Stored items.
┌────────

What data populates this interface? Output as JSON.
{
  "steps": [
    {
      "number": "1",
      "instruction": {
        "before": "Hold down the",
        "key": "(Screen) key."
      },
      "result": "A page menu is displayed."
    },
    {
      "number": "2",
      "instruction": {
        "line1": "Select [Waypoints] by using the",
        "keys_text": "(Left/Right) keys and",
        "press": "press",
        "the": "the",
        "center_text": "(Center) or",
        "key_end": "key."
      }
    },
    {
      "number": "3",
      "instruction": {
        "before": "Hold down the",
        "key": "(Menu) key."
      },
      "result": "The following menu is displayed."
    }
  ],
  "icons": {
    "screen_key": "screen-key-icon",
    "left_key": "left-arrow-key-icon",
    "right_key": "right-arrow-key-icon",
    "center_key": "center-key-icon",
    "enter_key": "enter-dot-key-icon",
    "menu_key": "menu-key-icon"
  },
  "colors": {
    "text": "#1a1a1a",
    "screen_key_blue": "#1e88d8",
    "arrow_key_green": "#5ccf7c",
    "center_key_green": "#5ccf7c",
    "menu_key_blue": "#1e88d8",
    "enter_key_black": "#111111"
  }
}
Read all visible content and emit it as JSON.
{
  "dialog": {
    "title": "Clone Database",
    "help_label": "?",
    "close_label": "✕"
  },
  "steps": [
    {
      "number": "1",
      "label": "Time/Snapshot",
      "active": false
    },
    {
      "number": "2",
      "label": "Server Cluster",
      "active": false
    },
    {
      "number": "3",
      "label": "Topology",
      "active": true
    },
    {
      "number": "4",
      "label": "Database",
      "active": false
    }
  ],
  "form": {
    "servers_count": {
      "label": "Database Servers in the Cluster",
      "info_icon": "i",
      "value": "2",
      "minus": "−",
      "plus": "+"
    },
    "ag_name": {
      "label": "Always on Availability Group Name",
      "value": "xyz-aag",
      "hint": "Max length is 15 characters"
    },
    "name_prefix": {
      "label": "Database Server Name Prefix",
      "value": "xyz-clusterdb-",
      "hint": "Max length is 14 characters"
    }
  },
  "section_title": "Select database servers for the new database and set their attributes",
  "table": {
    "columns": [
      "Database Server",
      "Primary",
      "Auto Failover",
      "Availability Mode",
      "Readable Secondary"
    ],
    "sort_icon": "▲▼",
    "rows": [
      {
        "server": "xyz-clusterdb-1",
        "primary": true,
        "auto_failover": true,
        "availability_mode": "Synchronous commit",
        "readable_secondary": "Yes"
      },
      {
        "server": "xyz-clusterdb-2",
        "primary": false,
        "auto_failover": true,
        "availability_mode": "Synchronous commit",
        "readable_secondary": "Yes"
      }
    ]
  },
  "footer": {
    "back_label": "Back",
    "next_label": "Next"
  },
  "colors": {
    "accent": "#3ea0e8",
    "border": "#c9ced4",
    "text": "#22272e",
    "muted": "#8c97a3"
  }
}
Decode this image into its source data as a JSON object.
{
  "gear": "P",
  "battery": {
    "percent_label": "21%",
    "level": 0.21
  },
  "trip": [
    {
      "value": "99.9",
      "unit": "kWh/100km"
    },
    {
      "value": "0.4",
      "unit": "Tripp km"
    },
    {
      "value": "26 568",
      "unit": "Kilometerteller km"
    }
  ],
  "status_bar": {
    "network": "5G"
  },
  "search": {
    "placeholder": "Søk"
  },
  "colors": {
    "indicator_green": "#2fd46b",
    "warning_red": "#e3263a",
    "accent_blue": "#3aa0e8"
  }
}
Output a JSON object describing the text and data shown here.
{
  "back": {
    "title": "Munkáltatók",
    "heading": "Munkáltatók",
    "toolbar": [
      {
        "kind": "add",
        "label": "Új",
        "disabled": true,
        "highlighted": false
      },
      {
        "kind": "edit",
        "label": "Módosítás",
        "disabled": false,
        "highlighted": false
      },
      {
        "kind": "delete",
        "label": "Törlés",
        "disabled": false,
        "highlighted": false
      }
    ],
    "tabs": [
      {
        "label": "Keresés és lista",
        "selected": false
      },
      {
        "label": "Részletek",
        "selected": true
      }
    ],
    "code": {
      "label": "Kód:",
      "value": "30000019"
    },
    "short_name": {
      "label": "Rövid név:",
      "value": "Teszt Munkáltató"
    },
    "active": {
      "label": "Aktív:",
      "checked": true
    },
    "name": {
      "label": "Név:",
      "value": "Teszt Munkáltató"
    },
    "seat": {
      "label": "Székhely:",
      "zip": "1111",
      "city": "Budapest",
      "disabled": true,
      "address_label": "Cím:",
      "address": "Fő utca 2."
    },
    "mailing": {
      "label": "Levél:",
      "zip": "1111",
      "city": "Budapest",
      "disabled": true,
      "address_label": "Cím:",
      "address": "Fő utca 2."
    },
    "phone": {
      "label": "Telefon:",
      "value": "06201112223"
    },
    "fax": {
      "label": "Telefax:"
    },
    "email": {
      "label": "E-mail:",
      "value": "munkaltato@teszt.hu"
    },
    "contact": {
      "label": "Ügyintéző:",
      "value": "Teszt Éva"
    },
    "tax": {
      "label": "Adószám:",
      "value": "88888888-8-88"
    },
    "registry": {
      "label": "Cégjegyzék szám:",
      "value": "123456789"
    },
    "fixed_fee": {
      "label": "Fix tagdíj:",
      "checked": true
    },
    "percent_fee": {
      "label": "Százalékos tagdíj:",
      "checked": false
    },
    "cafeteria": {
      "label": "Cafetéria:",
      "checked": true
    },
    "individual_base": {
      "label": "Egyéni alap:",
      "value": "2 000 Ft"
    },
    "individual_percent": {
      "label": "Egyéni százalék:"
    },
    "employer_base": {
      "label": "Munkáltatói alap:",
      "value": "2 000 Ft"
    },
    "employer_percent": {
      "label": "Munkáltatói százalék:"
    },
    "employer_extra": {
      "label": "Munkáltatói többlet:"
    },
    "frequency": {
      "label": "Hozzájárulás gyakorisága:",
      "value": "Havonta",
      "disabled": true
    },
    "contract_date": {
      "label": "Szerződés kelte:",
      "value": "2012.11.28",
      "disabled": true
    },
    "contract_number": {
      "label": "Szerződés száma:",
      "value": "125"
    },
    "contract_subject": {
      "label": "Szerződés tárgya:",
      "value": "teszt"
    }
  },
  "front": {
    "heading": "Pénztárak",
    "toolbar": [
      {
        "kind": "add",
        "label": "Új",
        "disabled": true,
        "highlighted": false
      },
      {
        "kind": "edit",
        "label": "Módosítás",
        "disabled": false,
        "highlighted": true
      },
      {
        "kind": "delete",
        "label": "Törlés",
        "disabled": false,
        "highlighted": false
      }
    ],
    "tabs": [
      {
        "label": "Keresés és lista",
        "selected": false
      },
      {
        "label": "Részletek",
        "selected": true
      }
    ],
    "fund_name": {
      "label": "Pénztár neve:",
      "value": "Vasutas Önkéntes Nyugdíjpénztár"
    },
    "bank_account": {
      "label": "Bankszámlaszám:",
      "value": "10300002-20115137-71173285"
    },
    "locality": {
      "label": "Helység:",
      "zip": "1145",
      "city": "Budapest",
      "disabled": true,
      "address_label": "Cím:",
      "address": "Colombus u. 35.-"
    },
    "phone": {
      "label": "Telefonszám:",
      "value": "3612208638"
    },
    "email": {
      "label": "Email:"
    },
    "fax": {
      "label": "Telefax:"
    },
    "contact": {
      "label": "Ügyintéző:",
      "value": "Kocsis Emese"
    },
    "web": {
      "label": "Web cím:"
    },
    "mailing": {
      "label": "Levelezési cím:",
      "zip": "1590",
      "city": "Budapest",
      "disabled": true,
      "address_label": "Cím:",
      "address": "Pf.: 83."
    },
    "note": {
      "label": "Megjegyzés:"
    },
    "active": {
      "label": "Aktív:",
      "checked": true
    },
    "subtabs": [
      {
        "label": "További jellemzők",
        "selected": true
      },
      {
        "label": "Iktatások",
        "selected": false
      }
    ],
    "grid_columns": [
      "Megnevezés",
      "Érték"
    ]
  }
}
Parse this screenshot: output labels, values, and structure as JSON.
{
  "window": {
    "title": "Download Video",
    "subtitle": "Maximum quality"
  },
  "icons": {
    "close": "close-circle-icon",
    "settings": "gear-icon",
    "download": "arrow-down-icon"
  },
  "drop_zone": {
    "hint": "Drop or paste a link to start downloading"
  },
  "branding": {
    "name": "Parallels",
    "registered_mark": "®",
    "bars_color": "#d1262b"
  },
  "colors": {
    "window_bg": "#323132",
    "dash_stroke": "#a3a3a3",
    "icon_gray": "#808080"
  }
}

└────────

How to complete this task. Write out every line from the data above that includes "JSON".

Worked solution.
What data populates this interface? Output as JSON.
Read all visible content and emit it as JSON.
Decode this image into its source data as a JSON object.
Output a JSON object describing the text and data shown here.
Parse this screenshot: output labels, values, and structure as JSON.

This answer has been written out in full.